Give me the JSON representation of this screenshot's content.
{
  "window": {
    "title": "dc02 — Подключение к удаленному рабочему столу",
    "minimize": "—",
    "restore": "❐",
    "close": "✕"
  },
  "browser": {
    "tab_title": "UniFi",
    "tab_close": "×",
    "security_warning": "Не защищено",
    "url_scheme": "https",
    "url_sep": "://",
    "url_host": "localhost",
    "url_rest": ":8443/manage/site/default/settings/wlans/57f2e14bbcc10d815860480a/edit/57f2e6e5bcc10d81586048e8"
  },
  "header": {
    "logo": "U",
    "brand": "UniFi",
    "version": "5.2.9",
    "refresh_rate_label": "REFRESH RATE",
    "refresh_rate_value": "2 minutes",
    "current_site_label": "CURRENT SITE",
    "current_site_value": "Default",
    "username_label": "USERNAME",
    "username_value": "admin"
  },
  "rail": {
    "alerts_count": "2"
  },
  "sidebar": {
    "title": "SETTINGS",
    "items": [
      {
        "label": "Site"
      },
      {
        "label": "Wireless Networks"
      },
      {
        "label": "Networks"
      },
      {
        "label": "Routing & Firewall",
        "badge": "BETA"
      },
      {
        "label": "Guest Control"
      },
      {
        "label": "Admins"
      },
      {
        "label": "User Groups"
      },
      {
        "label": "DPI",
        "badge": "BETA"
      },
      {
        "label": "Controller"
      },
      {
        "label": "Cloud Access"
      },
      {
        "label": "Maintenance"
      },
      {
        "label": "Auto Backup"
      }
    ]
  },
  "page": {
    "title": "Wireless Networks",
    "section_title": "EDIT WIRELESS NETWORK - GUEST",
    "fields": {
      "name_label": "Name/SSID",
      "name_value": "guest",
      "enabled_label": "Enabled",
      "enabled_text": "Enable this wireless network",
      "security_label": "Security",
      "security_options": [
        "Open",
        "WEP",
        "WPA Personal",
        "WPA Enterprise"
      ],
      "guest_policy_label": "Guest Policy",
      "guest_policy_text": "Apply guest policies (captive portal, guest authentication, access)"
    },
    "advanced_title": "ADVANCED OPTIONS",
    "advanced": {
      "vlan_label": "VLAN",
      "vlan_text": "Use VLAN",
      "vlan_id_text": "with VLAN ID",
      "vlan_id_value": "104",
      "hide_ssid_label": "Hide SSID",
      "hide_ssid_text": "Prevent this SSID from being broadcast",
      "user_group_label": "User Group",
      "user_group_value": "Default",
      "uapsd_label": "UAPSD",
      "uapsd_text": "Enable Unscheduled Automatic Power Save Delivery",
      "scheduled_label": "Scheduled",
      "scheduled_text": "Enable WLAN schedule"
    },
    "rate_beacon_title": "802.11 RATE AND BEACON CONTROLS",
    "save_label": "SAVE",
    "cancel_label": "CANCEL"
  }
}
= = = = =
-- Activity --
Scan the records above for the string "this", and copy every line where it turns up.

-- Output --
Give me the JSON representation of this screenshot's content.
      "enabled_text": "Enable this wireless network",
      "hide_ssid_text": "Prevent this SSID from being broadcast",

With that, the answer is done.